Sometimes, Size Does Matter
I have a confession. I watch A LOT of college football. In recent years, I have gotten hooked on Big 12 college football. In my watching over the last season, there was one player that I could not help but notice. It is rare at any level of football that a player even in the huddle makes everyone around him look tiny. Even more remarkably, he is not a lineman.
Six foot six.
FOUR hundred five pounds.
A recorded 5.41 second 40-yard "dash" on his pro-day.
3 career receptions; 3 career receiving TD's.
Meet LaQuan McGowan, fresh off of his December 2015 graduation from Baylor College in Waco, Texas with a degree in Health, Kinesiology, and Leisure Studies. This freak of nature, a 23-year-old giant of man, is nearly as large as one of his college's mascots. This former Baylor Bear might look as frightening to opposing defenders as a CGI Bear looked to Leonardo Di'Caprio.
His former coach, Art Briles, referred to him as "remarkable athlete" and his pro-day numbers supported Briles' assertion. 30 bench reps at 225 lbs. (Joey Bosa repped 28) A 3-cone drill time of 8.28 seconds (Bosa's was 6.89) and a 20 yard shuttle of 5.38 seconds (Bosa's was 4.21).

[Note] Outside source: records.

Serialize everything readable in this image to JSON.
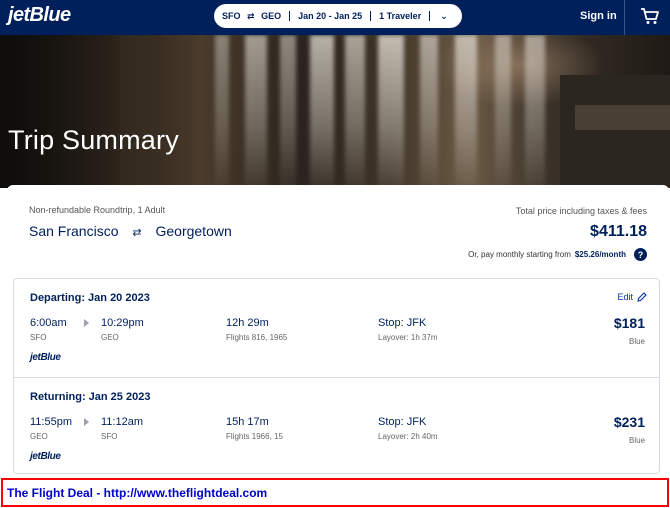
{
  "header": {
    "logo": "jetBlue",
    "trip_pill": {
      "from": "SFO",
      "swap": "⇄",
      "to": "GEO",
      "dates": "Jan 20 - Jan 25",
      "travelers": "1 Traveler",
      "chevron": "⌄"
    },
    "signin": "Sign in",
    "cart_icon": "cart-icon"
  },
  "hero": {
    "title": "Trip Summary"
  },
  "summary": {
    "fare_type": "Non-refundable Roundtrip, 1 Adult",
    "origin": "San Francisco",
    "swap": "⇄",
    "destination": "Georgetown",
    "total_label": "Total price including taxes & fees",
    "total_price": "$411.18",
    "monthly_prefix": "Or, pay monthly starting from",
    "monthly_amount": "$25.26/month",
    "help": "?"
  },
  "legs": [
    {
      "title": "Departing: Jan 20 2023",
      "edit": "Edit",
      "depart_time": "6:00am",
      "depart_code": "SFO",
      "arrive_time": "10:29pm",
      "arrive_code": "GEO",
      "duration": "12h 29m",
      "flights": "Flights 816, 1965",
      "stop": "Stop: JFK",
      "layover": "Layover: 1h 37m",
      "price": "$181",
      "cabin": "Blue",
      "carrier": "jetBlue"
    },
    {
      "title": "Returning: Jan 25 2023",
      "depart_time": "11:55pm",
      "depart_code": "GEO",
      "arrive_time": "11:12am",
      "arrive_code": "SFO",
      "duration": "15h 17m",
      "flights": "Flights 1966, 15",
      "stop": "Stop: JFK",
      "layover": "Layover: 2h 40m",
      "price": "$231",
      "cabin": "Blue",
      "carrier": "jetBlue"
    }
  ],
  "banner": {
    "text": "The Flight Deal - http://www.theflightdeal.com"
  },
  "colors": {
    "brand_navy": "#00205b",
    "link_blue": "#0033a0",
    "banner_border": "#ff0000",
    "banner_text": "#0000cc"
  }
}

Originally a lineman in High School, Briles noticed something during Baylor's practices. The large young man had a decent hand. Briles, as creative a coach as there is (if you don't believe that, see what his team did to North Carolina in their most recent bowl game without a functioning QB), drew up a few gadget plays for his massive Tight End.

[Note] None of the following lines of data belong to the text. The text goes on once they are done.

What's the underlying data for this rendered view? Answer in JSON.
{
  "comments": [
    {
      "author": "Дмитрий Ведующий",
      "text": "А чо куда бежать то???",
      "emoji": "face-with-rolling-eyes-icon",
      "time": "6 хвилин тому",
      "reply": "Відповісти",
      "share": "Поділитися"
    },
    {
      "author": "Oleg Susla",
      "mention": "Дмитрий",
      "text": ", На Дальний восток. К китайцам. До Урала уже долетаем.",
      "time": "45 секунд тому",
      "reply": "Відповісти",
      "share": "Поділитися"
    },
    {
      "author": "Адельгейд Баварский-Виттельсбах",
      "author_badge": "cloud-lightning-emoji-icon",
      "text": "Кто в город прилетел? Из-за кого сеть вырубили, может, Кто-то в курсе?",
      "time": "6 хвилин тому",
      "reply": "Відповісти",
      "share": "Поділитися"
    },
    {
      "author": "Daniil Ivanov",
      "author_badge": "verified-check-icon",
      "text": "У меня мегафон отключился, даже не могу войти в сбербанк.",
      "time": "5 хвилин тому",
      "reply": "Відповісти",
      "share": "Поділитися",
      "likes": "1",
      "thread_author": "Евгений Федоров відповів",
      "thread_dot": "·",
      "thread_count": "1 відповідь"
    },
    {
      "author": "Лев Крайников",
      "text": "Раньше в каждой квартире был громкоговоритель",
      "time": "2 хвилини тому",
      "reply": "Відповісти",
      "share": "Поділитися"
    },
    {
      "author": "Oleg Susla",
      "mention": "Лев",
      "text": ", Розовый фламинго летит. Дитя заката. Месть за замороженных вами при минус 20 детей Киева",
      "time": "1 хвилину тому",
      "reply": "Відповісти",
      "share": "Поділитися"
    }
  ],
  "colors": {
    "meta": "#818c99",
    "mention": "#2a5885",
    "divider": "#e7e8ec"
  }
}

Why Should The Bolts Draft Him?
4 Rushing touchdowns in 2015. FOUR. 3 of those were scored by Danny Woodhead, who maybe weighs 190 pounds in a heavy jacket and soaking wet. 2 of those in Week 1. For the remaining 15 games, the Bolts had a total of TWO rushing TD's. A lot of football games are lost because of Red Zone inefficiency and I have gotten tired of seeing my favorite team try to pass for TD's with a first and goal from the 3.
McGowan could change that. Whether emulating William "The Refrigerator" Perry (who McGowan outweighs by 60 pounds), catching the ball (which he clearly can do), or acting as a lead blocker for another back, McGowan changes the team's range of options in the Red Zone from day 1.
Even acting as a 6th lineman in short yardage situations has potential. After all, he will outweigh anyone on the edge and got used to acting as a lead blocker or second level blocker in Baylor's fast moving offense. He provides the biggest distraction possible to PR's usual favorite Red Zone target (Gates) and with the size differential that he ALWAYS has, provides an inviting target all on his own if singled against a safety or LB half his size.
The current brain trust for the Bolts seems to prefer their back-ups to have "position versatility". McGowan has that. In high school and college he has played D-line, O-line, Tight End, H-Back, and Fullback.
Yes, he was a spot player in college. No, he will not replace any lineman or Tight End on the roster. That does not change the fact that this is a player that 11 guys on a defense, about to line up on a first and goal at the 4 will see lumbering into the Chargers offensive huddle and collectively think "Oh holy s---t". I want that on my favorite team.
And another consideration that the entire team needs to keep in mind for the 2016 season. This team needs to create as much buzz and excitement as it can before November 6. The Chargers need to remind every registered voter in San Diego that football is FUN. Few things are more fun than a 400 pound man dancing after he scores a TD for the home team. McGowan will create some buzz the first time he hits the field. He will not be just another uniform number if he can make the team.
C'mon Tom! If he is still there at the top of the 7th round, you could do a lot worse than spend the224th pick of the draft on the biggest pick you EVER make.